I was at this talk last week and it is quite interesting. Chakrabarty sets out three propositions to help us start thinking about the climate crisis without the typical sets of assumptions about the workings of capitalism or imaginations of what is “planetary”. Click here to go to the page where you can view the video.

Stuart Elden on being Outside Territory

Witches, psychiatrists and evangelicals: discussion with Tanya Luhrmann

Tanya Luhrmann gave an interesting talk on placebo and prayer here yesterday. It was based on her book, When God Talks Back. It was videoed, so I’ll put it up when available. This one is also quite interesting:

Kysar, Jasanoff, Sinden, and Adler on Kysar’s “Regulating from nowhere”

Doug Kysar’s book, Regulating from nowhere: environmental law and the search for objectivity, is one of the best I’ve ever read on the topic. It goes into ontological and ethical issues in law – a very good book.

Here is a very interesting talk on it, and a wide ranging set of issues in environmental policy with Kysar, moderated by Sheila Jasanoff, and discussed by Amy Sinden and Jonathan Adler

Wildlife in the Anthropocene: conservation without nature

An interesting talk by Jamie Lorimer (Oxford), who has a new book coming out on the same:

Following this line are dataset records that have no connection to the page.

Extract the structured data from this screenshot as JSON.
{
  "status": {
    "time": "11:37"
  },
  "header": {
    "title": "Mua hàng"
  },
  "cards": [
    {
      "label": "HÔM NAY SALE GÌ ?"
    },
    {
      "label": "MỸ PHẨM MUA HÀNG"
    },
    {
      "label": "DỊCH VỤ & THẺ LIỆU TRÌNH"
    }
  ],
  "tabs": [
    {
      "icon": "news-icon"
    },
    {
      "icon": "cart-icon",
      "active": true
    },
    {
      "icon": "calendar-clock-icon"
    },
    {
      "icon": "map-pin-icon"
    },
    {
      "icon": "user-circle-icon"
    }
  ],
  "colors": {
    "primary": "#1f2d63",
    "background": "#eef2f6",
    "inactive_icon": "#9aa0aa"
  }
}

Water wired on the hydrosocial cycle

Michael Campana has some interesting thoughts on my paper on the hydrosocial cycle, including a great diagram, over at his blog Water Wired.

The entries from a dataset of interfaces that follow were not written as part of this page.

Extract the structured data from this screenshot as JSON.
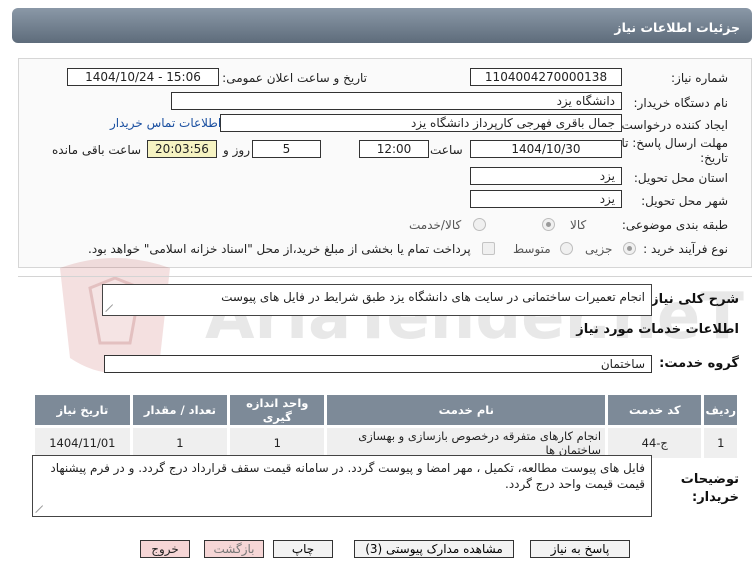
{
  "header": {
    "title": "جزئیات اطلاعات نیاز"
  },
  "form": {
    "need_number_label": "شماره نیاز:",
    "need_number": "1104004270000138",
    "announce_label": "تاریخ و ساعت اعلان عمومی:",
    "announce_value": "1404/10/24 - 15:06",
    "buyer_org_label": "نام دستگاه خریدار:",
    "buyer_org": "دانشگاه یزد",
    "creator_label": "ایجاد کننده درخواست:",
    "creator": "جمال باقری فهرجی کارپرداز دانشگاه یزد",
    "contact_link": "اطلاعات تماس خریدار",
    "deadline_label_1": "مهلت ارسال پاسخ: تا",
    "deadline_label_2": "تاریخ:",
    "deadline_date": "1404/10/30",
    "time_label": "ساعت",
    "deadline_time": "12:00",
    "days": "5",
    "day_and_label": "روز و",
    "remaining": "20:03:56",
    "remaining_label": "ساعت باقی مانده",
    "province_label": "استان محل تحویل:",
    "province": "یزد",
    "city_label": "شهر محل تحویل:",
    "city": "یزد",
    "category_label": "طبقه بندی موضوعی:",
    "category_options": [
      "کالا",
      "کالا/خدمت"
    ],
    "purchase_type_label": "نوع فرآیند خرید :",
    "purchase_options": [
      "جزیی",
      "متوسط"
    ],
    "payment_note": "پرداخت تمام یا بخشی از مبلغ خرید،از محل \"اسناد خزانه اسلامی\" خواهد بود."
  },
  "summary": {
    "label": "شرح کلی نیاز:",
    "text": "انجام تعمیرات ساختمانی در سایت های دانشگاه یزد طبق شرایط در فایل های پیوست"
  },
  "services": {
    "section_title": "اطلاعات خدمات مورد نیاز",
    "group_label": "گروه خدمت:",
    "group_value": "ساختمان"
  },
  "table": {
    "headers": [
      "ردیف",
      "کد خدمت",
      "نام خدمت",
      "واحد اندازه گیری",
      "تعداد / مقدار",
      "تاریخ نیاز"
    ],
    "rows": [
      [
        "1",
        "ج-44",
        "انجام کارهای متفرقه درخصوص بازسازی و بهسازی ساختمان ها",
        "1",
        "1",
        "1404/11/01"
      ]
    ]
  },
  "buyer_notes": {
    "label_1": "توضیحات",
    "label_2": "خریدار:",
    "text": "فایل های پیوست مطالعه، تکمیل ، مهر امضا و پیوست گردد. در سامانه قیمت سقف قرارداد درج گردد. و در فرم پیشنهاد قیمت قیمت واحد درج گردد."
  },
  "buttons": {
    "respond": "پاسخ به نیاز",
    "attachments": "مشاهده مدارک پیوستی (3)",
    "print": "چاپ",
    "back": "بازگشت",
    "exit": "خروج"
  },
  "colors": {
    "header_bg": "#6f7d8c",
    "table_header_bg": "#7d8a98",
    "remaining_bg": "#f6f3c2",
    "link": "#1a4fa0",
    "pink_button": "#f6d6d6"
  }
}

Tim Mitchell: The effect of the state

Erik Swyngedouw: The post-political city or the insurgent polis

The hydrosocial cycle & why to rethink some versions of it

I’ve mentioned my comings and goings with the concept of the hydrosocial cycle before. And I mentioned last week that a new paper of mine would be out soon. It’s here. Well, technically it is here [pdf]. It is an open-access article from Water Alternatives (which is currently transitioning its website to a new server so if it isn’t a smooth link, it should be soon). The special selection of papers on informal water spaces also looks really interesting in this issue of the journal.

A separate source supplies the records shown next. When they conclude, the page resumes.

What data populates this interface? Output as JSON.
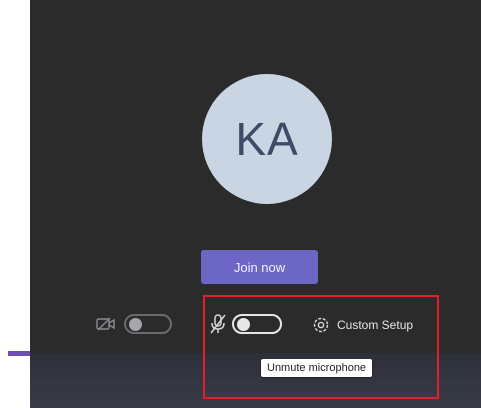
{
  "avatar": {
    "initials": "KA"
  },
  "join_button": {
    "label": "Join now"
  },
  "controls": {
    "video_toggle": {
      "icon": "video-off-icon",
      "state": "off"
    },
    "mic_toggle": {
      "icon": "mic-off-icon",
      "state": "off"
    },
    "settings": {
      "icon": "gear-icon",
      "label": "Custom Setup"
    }
  },
  "tooltip": {
    "text": "Unmute microphone"
  },
  "colors": {
    "panel_bg": "#2b2b2c",
    "accent": "#6c67c4",
    "accent_line": "#6b4fb2",
    "avatar_bg": "#c9d5e2",
    "avatar_text": "#3f4a66",
    "highlight": "#e0212b"
  }
}
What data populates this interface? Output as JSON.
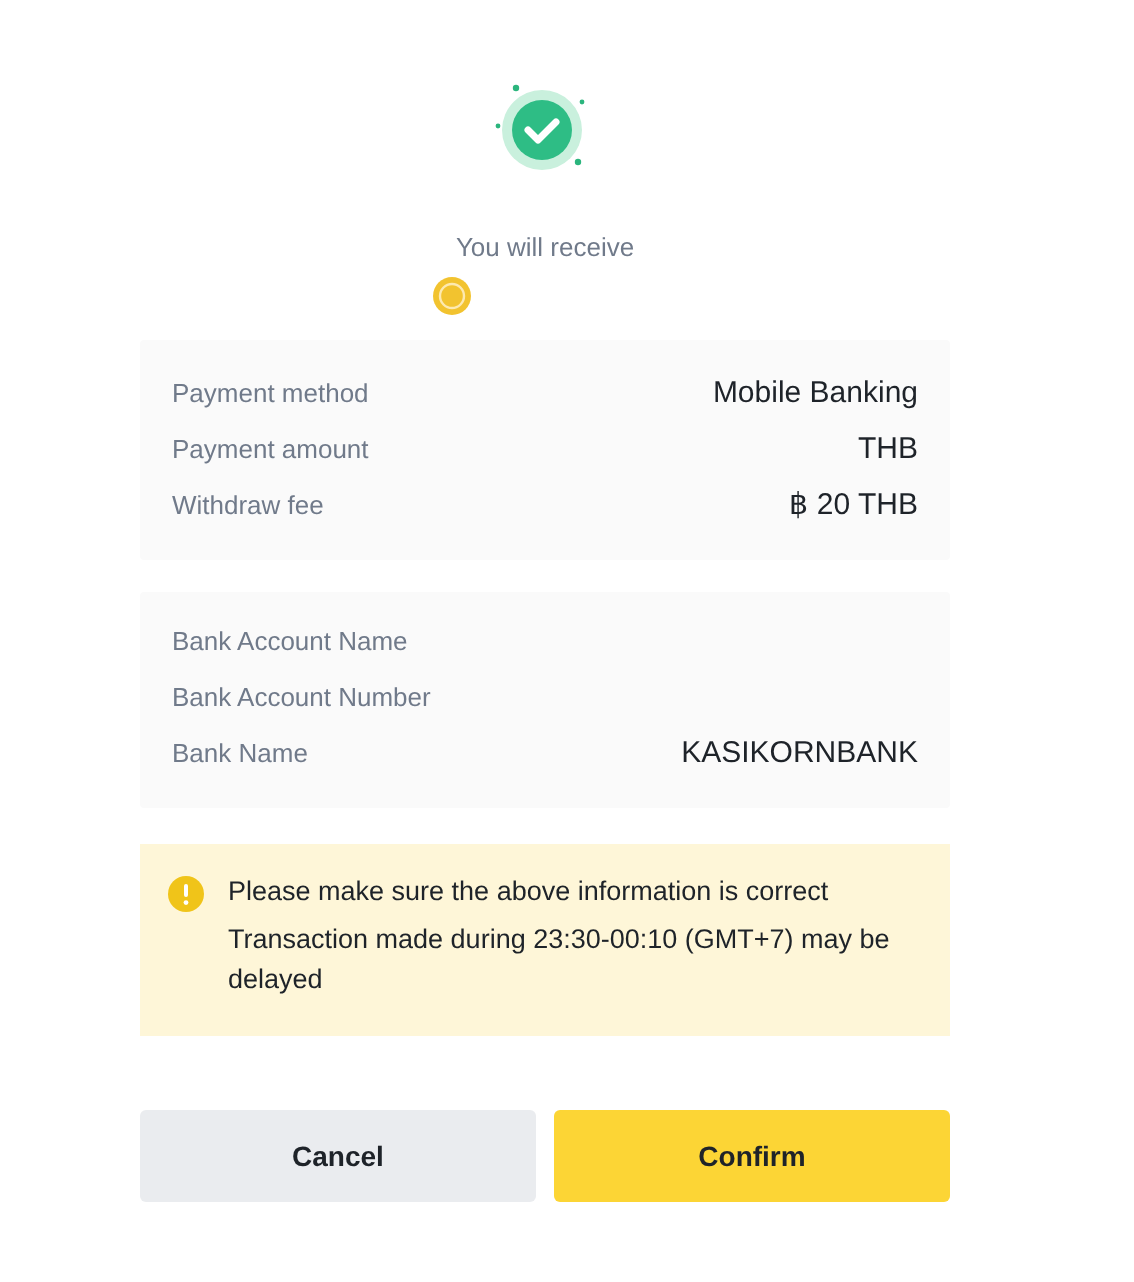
{
  "heading": "You will receive",
  "payment_details": [
    {
      "label": "Payment method",
      "value": "Mobile Banking"
    },
    {
      "label": "Payment amount",
      "value": "THB"
    },
    {
      "label": "Withdraw fee",
      "value": "฿ 20 THB"
    }
  ],
  "bank_details": [
    {
      "label": "Bank Account Name"
    },
    {
      "label": "Bank Account Number"
    },
    {
      "label": "Bank Name",
      "value": "KASIKORNBANK"
    }
  ],
  "notice": [
    "Please make sure the above information is correct",
    "Transaction made during 23:30-00:10 (GMT+7) may be delayed"
  ],
  "buttons": [
    {
      "label": "Cancel",
      "kind": "secondary"
    },
    {
      "label": "Confirm",
      "kind": "primary"
    }
  ]
}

My essay makes an argument about some of the current ideas popular in the literature that suggest a key feature of modernity was that water (and nature in general) was understood as a passive and inactive thing. From this premise, there is often an attempt to re-read history with contemporary understandings of water (and nature in general) as a more active player. In this paper I suggest the former view is wrong. Water was understood as an active planetary agent in precisely some of the cases theorized as exhibiting the modern society/nature divide. Because of this, the attempt to re-read history needs to be rethought with these earlier understandings of water in mind. All comments welcome. Here is the abstract:

Historicising the hydrosocial cycle

This paper examines the historical claims made in support of the hydrosocial cycle. In particular, it considers how arguments advancing the hydrosocial cycle make historical claims regarding modernist conceptions of what water is (i.e. H2O) and its fit with society. The paper gives special emphasis to the society/nature dualism and to the notion of agency as key sites of contest in arguments regarding the hydrosocial cycle. It finds that, while several versions of the hydrosocial cycle seek to advance a political ecology more sensitive to non-human actions, these same accounts often do not address the robust account of non-human agency in the historical record. Evidence is presented regarding water’s agency amongst late 19th and early 20th century architects of key water management norms in the United States. This evidence troubles accounts of the hydrosocial cycle that critique the US experience and suggests new directions for rethinking the role of historical and institutional norms in water policy.

Ian Hacking on Kuhn and paradigm